•Did the author use any interesting words or words that are new to you? If so, share the word, its meaning and why you think the author chose to use that particular word.

•What is your opinion on the structure the author used to organize the text? How about the graphics? Would you recommend any changes to the structure or graphics to make the information easier to understand?

•What were the main ideas in the article? Did this article answer any of your KWL chart questions?

Provide students with the Email Checklist and Sample Letter to help guide their email exchange.



After Step 3: Experiment Sharing. Invite students to correspond about the process of designing and implementing their experiment using the scientific method.



During Step 4: Peer Revising/Editing of Science Report: Invite ePals to exchange drafts of their science report for peer revision/editing.



After Step 5: Students exchange a final email, saying goodbye and reflecting on this project experience. Email should include the following:

1. Share at least one thing that they learned from the email exchange, reading, experiment or their ePal’s science report that they did not know before starting the project and explain how learning this information has impacted them.

2. Reflect on the overall project experience.

3. Share at least one thing that they would like to know more about (relating to the project).

4. Give a friendly closing and thank the other student for being their ePal.



Optional Homework Extensions: Consider assigning the homework of having students write a book review of an informational science book.
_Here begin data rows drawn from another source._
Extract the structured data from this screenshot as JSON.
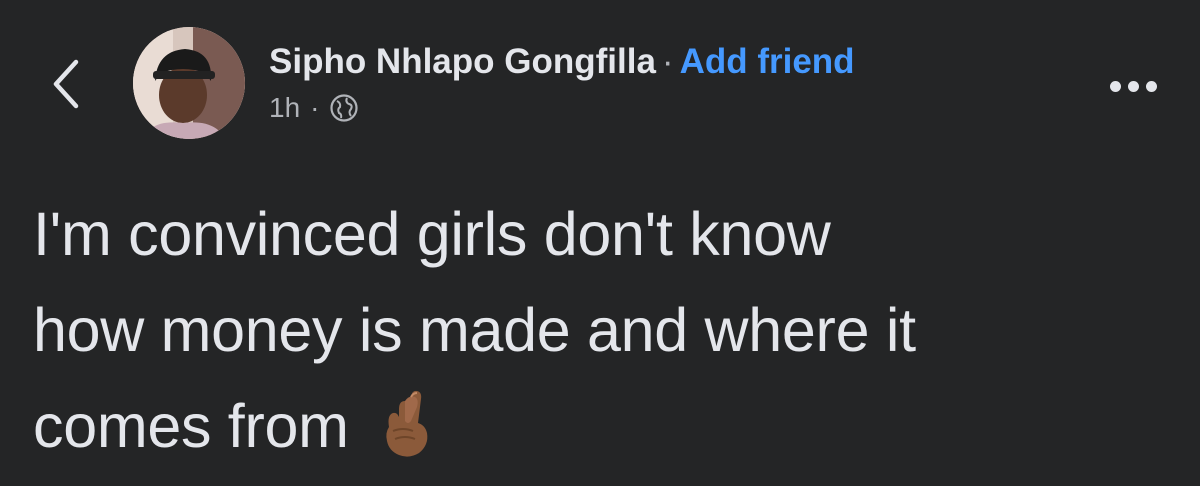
{
  "header": {
    "back_icon": "chevron-left-icon",
    "author_name": "Sipho Nhlapo Gongfilla",
    "separator": "·",
    "add_friend_label": "Add friend",
    "timestamp": "1h",
    "meta_separator": "·",
    "privacy_icon": "globe-icon",
    "more_icon": "more-horizontal-icon"
  },
  "post": {
    "lines": [
      "I'm convinced girls don't know",
      "how money is made and where it",
      "comes from"
    ],
    "emoji_icon": "crossed-fingers-medium-dark-skin-tone"
  },
  "colors": {
    "background": "#242526",
    "text": "#e4e6eb",
    "secondary_text": "#b0b3b8",
    "link": "#4599ff"
  }
}
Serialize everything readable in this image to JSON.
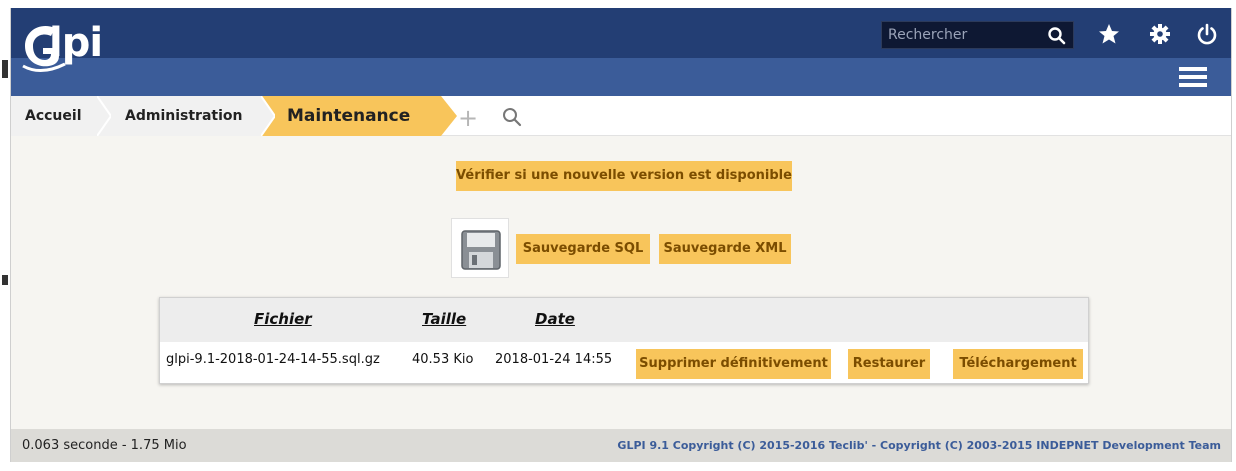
{
  "header": {
    "logo_text": "lpi",
    "search_placeholder": "Rechercher",
    "icons": [
      "search-icon",
      "star-icon",
      "gear-icon",
      "power-icon",
      "hamburger-menu-icon"
    ]
  },
  "breadcrumb": {
    "items": [
      "Accueil",
      "Administration",
      "Maintenance"
    ],
    "actions": [
      "plus-icon",
      "search-icon"
    ]
  },
  "main": {
    "check_version_label": "Vérifier si une nouvelle version est disponible",
    "backup_sql_label": "Sauvegarde SQL",
    "backup_xml_label": "Sauvegarde XML"
  },
  "backups": {
    "columns": [
      "Fichier",
      "Taille",
      "Date"
    ],
    "rows": [
      {
        "file": "glpi-9.1-2018-01-24-14-55.sql.gz",
        "size": "40.53 Kio",
        "date": "2018-01-24 14:55",
        "delete_label": "Supprimer définitivement",
        "restore_label": "Restaurer",
        "download_label": "Téléchargement"
      }
    ]
  },
  "footer": {
    "timing": "0.063 seconde - 1.75 Mio",
    "copyright": "GLPI 9.1 Copyright (C) 2015-2016 Teclib' - Copyright (C) 2003-2015 INDEPNET Development Team"
  },
  "colors": {
    "header_dark": "#233e74",
    "header_light": "#3b5c99",
    "accent": "#f8c55b",
    "background": "#f6f5f1"
  }
}
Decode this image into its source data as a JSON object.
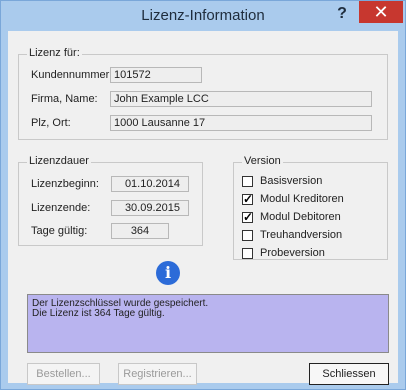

Students can post their reviews in the ePals Global Community In2Books Clubhouse – “Review A Book” Gallery.




Project Leader:

Country:
Subjects: Science

# of Students: 21-30
Age Range: 8-10
Collaboration: Email Exchange, Skype / Video Chat
Languages: English

About my classroom: BF Yancey is a small, rural elementary school of approximately 150 students in grades pre-Kindergarten through Fifth, located in central Virginia, USA. We are interested in communicating with other students from as many countries as possible regarding your school lunch experience. Do students eat in a cafeteria or common space? What foods are eaten for lunch at school where you live? Is the lunchtime meal prepared by the school or do students bring their own food from home? Are the meals sourced from local farmers and providers? What are the components of your favorite school lunch? We are especially interested in collecting photos of school lunches from around the world! Currently, we prefer to correspond by email and Skype, and to write at least 2x per month. We look forward to meeting you and learning about the food culture of your area.